How many lines in this material include the string "meta"? Answer with the number and nothing further.

▬▬▬

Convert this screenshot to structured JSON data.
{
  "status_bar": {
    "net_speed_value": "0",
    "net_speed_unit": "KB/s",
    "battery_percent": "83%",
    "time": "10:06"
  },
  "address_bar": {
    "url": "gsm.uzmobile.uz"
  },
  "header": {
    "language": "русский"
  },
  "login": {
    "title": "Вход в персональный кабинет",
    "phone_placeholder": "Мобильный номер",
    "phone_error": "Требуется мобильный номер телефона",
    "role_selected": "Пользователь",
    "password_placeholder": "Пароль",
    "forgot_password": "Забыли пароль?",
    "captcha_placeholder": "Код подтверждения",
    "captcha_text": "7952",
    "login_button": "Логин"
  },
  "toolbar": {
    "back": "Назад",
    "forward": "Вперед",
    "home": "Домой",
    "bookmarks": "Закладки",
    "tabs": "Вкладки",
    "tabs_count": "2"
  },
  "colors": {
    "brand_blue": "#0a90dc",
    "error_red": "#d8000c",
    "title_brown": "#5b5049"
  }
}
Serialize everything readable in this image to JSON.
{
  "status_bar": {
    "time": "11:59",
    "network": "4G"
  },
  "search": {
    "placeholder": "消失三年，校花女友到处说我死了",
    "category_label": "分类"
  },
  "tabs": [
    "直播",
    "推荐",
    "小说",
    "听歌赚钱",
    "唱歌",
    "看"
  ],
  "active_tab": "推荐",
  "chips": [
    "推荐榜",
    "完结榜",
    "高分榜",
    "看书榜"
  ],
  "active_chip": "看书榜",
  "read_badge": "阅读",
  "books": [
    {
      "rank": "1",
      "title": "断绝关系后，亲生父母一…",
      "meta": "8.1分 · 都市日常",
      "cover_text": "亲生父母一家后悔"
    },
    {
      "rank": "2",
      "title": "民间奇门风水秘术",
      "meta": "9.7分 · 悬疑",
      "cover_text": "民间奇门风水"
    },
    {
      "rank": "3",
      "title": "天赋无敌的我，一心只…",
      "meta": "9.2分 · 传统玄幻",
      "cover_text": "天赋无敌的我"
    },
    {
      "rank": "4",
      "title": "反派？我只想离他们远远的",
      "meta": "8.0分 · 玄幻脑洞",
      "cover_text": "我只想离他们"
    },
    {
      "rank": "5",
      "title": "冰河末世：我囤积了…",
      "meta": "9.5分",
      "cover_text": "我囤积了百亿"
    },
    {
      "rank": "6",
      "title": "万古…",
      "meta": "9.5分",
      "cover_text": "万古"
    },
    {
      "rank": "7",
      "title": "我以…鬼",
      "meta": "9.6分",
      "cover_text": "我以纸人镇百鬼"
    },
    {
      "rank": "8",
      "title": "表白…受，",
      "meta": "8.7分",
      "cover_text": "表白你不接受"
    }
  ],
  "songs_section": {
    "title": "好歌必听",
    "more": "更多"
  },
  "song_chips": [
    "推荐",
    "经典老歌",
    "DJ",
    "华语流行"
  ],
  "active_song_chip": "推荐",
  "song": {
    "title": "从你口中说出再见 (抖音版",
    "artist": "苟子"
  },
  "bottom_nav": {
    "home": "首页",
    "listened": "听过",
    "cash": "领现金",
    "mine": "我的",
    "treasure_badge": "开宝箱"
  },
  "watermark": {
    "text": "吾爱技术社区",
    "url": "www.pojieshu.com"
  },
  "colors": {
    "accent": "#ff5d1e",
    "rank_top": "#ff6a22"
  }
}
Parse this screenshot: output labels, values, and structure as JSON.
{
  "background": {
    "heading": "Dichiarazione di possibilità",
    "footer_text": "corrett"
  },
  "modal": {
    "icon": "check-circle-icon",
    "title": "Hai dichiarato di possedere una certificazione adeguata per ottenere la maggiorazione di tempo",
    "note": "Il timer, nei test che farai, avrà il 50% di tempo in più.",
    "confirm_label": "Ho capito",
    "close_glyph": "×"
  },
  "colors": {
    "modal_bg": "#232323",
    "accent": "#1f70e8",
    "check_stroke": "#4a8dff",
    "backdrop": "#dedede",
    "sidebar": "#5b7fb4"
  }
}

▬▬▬

= Result of the task =
8